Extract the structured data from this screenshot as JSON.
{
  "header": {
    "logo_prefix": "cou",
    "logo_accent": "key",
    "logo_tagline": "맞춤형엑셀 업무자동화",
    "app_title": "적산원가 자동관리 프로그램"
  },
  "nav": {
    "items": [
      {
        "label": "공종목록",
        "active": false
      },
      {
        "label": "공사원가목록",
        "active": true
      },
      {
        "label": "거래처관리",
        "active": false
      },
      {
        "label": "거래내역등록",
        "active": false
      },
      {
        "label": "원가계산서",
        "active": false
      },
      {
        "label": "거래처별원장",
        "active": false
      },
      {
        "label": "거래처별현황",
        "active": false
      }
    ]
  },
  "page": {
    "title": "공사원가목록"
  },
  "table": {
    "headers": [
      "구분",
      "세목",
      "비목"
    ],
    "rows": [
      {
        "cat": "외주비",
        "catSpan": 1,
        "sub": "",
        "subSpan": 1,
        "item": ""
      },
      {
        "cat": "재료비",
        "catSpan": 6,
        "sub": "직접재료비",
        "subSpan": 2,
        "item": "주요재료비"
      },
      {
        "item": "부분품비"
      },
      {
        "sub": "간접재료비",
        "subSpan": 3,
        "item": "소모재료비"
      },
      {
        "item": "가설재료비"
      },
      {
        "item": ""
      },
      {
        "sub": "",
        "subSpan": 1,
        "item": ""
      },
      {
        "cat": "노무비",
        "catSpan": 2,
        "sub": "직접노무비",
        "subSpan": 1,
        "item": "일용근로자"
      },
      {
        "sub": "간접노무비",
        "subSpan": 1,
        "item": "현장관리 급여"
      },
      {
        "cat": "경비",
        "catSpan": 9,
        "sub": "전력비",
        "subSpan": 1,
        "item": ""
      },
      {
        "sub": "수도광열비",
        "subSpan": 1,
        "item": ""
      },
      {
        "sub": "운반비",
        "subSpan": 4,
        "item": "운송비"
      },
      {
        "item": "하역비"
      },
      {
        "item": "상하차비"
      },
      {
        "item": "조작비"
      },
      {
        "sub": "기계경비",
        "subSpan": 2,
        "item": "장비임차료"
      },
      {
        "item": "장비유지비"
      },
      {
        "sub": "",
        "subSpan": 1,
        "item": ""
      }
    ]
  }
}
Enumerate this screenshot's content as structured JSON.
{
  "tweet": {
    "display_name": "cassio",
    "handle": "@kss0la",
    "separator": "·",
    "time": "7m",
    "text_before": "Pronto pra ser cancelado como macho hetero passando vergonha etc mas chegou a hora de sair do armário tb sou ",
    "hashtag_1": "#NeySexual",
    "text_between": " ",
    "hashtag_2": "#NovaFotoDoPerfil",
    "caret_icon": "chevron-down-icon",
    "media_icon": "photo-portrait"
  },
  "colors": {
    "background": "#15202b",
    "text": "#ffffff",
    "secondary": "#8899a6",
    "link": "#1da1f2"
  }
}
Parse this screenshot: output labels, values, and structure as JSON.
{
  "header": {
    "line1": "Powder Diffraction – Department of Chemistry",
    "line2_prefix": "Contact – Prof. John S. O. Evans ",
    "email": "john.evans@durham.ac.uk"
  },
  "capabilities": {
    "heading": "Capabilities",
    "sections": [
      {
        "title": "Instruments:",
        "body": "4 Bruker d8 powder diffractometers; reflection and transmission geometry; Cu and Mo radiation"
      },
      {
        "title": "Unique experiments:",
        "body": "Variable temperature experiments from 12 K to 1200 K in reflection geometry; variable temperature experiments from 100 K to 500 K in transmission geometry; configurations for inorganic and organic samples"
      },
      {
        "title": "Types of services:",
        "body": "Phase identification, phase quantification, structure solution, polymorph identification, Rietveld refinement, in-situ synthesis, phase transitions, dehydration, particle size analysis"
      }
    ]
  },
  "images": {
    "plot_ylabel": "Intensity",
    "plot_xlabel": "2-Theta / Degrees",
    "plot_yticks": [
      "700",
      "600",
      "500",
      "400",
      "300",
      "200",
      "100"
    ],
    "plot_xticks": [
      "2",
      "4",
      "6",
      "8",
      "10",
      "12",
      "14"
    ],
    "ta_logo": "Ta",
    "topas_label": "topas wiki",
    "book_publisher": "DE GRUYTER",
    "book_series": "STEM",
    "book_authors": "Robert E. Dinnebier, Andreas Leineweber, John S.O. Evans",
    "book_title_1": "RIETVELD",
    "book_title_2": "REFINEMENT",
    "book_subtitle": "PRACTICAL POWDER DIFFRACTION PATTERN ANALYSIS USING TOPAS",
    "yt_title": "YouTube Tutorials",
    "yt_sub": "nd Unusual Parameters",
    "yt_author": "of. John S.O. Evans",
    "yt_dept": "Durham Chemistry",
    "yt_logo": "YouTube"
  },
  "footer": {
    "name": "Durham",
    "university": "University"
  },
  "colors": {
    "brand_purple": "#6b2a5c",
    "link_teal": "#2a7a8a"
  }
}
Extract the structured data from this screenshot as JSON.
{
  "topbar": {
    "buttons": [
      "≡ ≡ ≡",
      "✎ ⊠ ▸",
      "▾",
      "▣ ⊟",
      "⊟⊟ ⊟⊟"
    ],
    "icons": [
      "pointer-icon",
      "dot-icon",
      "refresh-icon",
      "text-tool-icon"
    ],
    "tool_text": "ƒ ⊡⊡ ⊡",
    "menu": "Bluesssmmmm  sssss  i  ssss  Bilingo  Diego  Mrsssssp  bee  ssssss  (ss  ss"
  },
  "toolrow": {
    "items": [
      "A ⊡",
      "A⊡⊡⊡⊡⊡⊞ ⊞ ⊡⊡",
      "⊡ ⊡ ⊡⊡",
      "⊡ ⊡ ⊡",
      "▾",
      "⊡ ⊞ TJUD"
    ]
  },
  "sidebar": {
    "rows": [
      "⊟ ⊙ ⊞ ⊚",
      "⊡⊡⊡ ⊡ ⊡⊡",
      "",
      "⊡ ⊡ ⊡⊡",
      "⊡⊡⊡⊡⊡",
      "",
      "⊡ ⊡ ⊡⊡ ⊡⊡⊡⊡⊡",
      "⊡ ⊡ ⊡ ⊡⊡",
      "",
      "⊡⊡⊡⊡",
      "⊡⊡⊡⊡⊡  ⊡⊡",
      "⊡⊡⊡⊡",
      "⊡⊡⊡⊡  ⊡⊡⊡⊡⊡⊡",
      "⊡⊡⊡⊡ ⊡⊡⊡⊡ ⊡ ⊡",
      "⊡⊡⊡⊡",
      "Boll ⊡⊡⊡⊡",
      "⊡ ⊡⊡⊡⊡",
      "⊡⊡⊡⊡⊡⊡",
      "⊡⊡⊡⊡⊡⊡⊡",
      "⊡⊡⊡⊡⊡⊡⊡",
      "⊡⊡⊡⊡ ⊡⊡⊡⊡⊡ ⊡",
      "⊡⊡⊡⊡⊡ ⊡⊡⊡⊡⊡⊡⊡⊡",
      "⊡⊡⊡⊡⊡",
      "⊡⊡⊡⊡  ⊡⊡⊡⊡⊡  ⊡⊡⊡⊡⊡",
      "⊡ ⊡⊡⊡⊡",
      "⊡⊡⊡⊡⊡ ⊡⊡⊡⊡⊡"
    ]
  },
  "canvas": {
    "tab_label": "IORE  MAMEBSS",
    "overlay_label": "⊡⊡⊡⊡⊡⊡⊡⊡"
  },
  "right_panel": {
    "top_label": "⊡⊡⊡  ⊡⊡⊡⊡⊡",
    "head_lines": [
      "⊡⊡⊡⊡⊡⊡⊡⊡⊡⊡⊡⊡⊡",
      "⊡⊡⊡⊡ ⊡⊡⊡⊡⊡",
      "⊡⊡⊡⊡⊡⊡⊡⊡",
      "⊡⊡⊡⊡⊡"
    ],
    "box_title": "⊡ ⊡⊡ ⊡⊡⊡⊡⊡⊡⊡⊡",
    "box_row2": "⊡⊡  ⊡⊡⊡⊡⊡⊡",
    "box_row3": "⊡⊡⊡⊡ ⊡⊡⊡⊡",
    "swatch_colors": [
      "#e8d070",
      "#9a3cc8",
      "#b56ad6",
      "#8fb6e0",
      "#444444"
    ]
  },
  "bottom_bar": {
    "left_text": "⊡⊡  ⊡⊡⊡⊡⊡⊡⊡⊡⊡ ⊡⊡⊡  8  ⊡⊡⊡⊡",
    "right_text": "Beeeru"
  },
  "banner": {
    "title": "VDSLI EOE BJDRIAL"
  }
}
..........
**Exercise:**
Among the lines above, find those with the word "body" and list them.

**Expected output:**
        "body": "4 Bruker d8 powder diffractometers; reflection and transmission geometry; Cu and Mo radiation"
        "body": "Variable temperature experiments from 12 K to 1200 K in reflection geometry; variable temperature experiments from 100 K to 500 K in transmission geometry; configurations for inorganic and organic samples"
        "body": "Phase identification, phase quantification, structure solution, polymorph identification, Rietveld refinement, in-situ synthesis, phase transitions, dehydration, particle size analysis"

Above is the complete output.